How often do you hear someone air an idea, and think that their idea makes a lot of sense? In fact it makes so much sense that it should be adopted.
For a long time the powers that be running the sport of field hockey have been concerned about the dominance penalty corners now have on the game and its outcomes. So vital have they become to a team’s success that if a team does not have a drag-flicker in their midst their chances of victory diminish.
This was in part why the Hockey India League, and recently the European Hockey League adopted the “two goals for a field goal” rule. This rule rewarded goals from open play. It also saw players and coaches become more innovative in the way they approached the game to try and score more field goals. However, the idea still has a number of flaws that need to be ironed out. Namely, that it is confusing to the viewer to have one goal worth two goals and another worth one. If this method of scoring is to be adopted the term “points” needs to be used rather than “goals.” So that the method of scoring is regarded in terms of points.
There is also the situation that sees teams that by the old method of scoring miss out on progressing in a tournament; one team scores two field goals worth two points each, another scores three penalty corners, yet they lose 4-3 as a penalty corner is only worth one. In truth they have won 3-2 and scored more, but end up losing.
The biggest negative to this scoring system is that the scores can blow up to be huge, as Hockey is a far more high-scoring game than football. If a viewer flicks on the television and sees a scoreline of 6-1 they will assume the game is all over. Yet it is in fact only three field goals to one penalty corner, and one field goal to the losing team would see them back in the contest. This needs to be packaged better, and hence if scores were tabulated like Australian Rules Football, and the goals resulted in points, it would be clearer. So it would in this example be Field Goals first, Penalty Corners second, and Penalty Strokes third, so a score could be 2:1:0 – 5pts to 1:2:0 -4pts.
Another complaint that has arisen from the advancement in the drag flickers skills is that virtually every tournament sees a drag flicker finish as top goal scorer.
Then there are many followers of the game who take a very responsible approach in relation to where the drag flick has taken the game.

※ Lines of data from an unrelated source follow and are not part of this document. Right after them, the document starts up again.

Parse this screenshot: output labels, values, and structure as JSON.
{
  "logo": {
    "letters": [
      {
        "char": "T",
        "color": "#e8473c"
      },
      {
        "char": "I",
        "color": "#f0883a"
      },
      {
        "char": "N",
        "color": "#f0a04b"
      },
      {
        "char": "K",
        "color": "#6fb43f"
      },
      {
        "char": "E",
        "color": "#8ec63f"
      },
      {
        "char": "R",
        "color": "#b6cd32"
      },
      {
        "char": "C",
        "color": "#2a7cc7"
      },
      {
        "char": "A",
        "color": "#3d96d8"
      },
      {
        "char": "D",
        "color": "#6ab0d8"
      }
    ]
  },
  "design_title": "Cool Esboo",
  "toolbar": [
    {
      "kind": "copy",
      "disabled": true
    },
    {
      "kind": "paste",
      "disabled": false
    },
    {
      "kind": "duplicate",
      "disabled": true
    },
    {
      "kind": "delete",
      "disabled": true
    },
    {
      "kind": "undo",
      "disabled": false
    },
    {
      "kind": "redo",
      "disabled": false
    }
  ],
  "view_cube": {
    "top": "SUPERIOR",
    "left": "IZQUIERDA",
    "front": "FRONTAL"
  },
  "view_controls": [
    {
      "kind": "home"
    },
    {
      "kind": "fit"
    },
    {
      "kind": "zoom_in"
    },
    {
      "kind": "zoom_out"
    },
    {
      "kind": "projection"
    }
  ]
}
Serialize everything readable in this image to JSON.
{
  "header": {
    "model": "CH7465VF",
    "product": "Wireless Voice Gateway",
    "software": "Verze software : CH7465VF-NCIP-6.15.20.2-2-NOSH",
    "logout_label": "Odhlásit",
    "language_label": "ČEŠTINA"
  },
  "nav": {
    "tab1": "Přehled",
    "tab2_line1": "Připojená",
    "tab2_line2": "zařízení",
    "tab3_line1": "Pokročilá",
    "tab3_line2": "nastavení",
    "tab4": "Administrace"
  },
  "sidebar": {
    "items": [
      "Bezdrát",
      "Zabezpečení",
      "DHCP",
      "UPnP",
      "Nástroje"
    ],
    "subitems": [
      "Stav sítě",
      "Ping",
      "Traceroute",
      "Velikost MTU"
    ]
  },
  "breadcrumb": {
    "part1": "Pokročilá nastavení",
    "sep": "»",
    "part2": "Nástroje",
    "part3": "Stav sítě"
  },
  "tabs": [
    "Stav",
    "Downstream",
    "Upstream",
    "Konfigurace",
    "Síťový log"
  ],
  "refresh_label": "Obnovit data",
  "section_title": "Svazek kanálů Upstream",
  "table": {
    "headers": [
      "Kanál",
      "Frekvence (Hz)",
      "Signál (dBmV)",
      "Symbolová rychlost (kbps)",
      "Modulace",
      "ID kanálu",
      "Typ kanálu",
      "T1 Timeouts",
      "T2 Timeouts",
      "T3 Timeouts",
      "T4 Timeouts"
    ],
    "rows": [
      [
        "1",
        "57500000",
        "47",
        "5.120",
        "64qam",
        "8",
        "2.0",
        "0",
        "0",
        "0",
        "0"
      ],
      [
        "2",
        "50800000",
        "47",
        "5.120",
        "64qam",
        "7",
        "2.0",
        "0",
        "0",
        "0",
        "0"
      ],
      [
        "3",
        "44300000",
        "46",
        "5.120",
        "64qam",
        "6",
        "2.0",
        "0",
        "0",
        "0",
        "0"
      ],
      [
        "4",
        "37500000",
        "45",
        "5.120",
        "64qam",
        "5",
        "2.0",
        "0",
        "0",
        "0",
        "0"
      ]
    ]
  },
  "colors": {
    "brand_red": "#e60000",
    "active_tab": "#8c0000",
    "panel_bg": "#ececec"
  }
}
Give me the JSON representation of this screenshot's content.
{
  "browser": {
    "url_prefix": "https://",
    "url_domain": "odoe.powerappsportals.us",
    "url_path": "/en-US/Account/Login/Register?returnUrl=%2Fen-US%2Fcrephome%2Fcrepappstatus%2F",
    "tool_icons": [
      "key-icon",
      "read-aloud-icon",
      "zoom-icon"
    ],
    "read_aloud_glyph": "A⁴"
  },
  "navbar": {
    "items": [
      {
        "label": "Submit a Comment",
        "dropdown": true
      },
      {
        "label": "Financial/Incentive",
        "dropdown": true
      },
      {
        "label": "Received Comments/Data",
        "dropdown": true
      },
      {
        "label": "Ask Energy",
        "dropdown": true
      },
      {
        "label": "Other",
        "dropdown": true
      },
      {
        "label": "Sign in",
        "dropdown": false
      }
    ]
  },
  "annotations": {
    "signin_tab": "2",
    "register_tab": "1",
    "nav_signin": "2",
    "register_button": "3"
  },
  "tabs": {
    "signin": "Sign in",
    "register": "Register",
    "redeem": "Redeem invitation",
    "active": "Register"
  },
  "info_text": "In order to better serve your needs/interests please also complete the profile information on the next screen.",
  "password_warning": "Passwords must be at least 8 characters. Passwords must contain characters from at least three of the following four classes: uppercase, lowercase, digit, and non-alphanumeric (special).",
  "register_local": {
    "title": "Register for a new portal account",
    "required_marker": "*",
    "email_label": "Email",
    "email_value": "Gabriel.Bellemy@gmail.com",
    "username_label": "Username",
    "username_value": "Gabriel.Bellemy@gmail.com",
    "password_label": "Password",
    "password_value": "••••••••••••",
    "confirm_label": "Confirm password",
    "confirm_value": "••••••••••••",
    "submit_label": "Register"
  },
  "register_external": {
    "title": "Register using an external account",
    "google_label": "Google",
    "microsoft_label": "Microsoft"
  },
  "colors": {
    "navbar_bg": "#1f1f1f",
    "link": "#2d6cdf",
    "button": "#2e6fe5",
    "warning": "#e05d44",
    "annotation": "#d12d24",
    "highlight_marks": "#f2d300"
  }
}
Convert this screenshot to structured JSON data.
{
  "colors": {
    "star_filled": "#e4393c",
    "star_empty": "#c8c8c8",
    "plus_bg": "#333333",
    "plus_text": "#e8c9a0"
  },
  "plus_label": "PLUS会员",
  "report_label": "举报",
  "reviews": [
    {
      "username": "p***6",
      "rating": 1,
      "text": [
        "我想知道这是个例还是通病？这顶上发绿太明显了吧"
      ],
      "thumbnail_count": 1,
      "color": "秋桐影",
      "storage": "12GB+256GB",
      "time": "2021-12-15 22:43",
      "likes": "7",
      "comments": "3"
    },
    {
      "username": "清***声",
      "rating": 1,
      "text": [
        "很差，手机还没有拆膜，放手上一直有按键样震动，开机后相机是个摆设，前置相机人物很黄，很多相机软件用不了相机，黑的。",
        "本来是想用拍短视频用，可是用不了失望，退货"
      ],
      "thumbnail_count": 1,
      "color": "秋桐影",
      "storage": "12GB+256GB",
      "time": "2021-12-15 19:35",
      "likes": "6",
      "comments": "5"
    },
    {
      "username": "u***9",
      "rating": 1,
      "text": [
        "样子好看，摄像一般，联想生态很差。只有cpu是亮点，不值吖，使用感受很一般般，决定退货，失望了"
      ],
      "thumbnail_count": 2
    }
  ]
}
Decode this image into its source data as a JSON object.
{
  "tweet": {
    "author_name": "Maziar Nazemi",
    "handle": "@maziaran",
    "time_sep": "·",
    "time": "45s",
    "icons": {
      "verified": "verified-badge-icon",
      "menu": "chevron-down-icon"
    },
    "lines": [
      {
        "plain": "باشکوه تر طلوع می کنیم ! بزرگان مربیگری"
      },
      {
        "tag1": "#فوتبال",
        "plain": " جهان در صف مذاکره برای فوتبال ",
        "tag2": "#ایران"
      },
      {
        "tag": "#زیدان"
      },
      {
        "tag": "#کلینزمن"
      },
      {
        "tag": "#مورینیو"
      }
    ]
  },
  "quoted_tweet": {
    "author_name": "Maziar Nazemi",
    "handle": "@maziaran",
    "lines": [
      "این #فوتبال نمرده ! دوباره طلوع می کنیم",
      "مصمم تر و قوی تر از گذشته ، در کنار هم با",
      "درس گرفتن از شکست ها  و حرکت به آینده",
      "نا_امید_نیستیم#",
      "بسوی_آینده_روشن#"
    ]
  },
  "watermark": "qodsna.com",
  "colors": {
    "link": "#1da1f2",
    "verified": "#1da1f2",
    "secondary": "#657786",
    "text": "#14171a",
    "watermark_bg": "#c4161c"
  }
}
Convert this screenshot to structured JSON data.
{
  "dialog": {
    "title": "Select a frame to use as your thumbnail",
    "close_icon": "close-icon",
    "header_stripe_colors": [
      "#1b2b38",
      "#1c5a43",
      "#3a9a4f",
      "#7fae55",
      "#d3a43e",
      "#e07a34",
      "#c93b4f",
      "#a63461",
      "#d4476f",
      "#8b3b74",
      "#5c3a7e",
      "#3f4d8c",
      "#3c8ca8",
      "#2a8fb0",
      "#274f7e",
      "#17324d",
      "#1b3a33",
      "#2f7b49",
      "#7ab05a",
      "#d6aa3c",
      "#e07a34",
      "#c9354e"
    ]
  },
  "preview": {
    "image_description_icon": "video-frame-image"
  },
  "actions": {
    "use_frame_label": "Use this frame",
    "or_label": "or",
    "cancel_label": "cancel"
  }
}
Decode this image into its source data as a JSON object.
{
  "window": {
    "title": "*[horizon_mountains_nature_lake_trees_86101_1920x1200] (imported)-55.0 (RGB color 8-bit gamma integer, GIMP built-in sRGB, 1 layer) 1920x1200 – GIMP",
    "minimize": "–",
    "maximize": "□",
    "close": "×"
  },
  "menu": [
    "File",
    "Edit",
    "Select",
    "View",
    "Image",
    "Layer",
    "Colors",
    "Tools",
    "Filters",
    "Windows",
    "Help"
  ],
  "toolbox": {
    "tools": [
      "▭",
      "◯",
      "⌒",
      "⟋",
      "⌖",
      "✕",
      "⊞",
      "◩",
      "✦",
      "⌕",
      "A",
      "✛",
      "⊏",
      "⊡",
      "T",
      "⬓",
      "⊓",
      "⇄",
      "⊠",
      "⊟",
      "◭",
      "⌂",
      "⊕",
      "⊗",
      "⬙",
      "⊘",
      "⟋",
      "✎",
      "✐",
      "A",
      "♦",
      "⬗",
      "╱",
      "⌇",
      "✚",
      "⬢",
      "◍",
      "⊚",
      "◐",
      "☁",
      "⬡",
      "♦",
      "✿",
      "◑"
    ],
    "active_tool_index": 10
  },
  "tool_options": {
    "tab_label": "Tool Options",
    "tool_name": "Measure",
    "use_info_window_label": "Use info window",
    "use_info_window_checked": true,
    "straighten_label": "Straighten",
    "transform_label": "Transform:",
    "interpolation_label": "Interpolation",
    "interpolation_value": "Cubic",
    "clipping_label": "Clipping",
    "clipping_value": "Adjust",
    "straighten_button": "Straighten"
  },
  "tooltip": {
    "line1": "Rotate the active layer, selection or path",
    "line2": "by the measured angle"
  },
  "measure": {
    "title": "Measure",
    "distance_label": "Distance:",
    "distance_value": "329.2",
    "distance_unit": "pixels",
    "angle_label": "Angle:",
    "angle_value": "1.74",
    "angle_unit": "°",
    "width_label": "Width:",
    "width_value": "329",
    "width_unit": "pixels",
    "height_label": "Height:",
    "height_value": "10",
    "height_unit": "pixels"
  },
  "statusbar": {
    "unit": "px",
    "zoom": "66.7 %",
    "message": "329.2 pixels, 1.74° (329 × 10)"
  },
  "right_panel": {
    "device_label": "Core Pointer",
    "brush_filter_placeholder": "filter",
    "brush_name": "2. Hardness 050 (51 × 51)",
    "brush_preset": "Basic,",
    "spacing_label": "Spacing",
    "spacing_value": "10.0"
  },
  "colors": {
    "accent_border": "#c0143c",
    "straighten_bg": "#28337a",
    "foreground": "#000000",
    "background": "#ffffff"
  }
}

As spectacular as a well-executed drag-flick has become, it is still extremely dangerous. We see players wearing face masks as they look to defend a penalty corner, but as one doctor pointed out, that with these snug fitting masks a ball hitting a player flush in the face is still likely to cause a fracture as the mask will be pushed into the face.
With balls being flicked by the top exponents at around the 120-130kmh mark, players have next to no time to react. Especially when you consider that the top of the circle is only 3.66m from goal.
The rule makers have been trying to find a way to reduce the danger and also restrict the dominance of the drag flickers.
On the hockey podcast “The Reverse Stick” the hosts discussed putting the same restrictions on a flicked penalty corner as a hit penalty corner. In days gone by a fiercely struck penalty corner was deemed dangerous, so as a result all shots could not be higher than the backboard in the goal. Their suggestions is why not put the same restriction on a drag flick? That this too must not rise higher than the hit penalty corner.
This idea has a great deal of merit. It will make penalty corners safer. It will possibly reduce the debate as to whether a ball is too high or not when it strikes the first runner. It will still require the drag flicker to showcase great skill, as they will now have to sweep the ball past a sea of legs into the backboard. The ball will still fly at speed, but no longer are defender’s heads in the line of fire. It may even reduce the dominance of the drag flickers.
On hearing the idea it immediately made sense. Yet will those who are responsible for the rules of the game ever consider such a sensible suggestion? Would they even welcome similar suggestions from fans, coaches and players to make the game safer, more appealing and easier to understand? For a long time a workshop to discuss the rules as a whole has been suggested, but so far no such event has been planned. This idea proves that there could be a great deal of merit in such an event.
No doubt drag flickers may be against such a suggestion, but what does the overall hockey fan think?
Thank you “The Reverse Stick” for putting forward such an idea.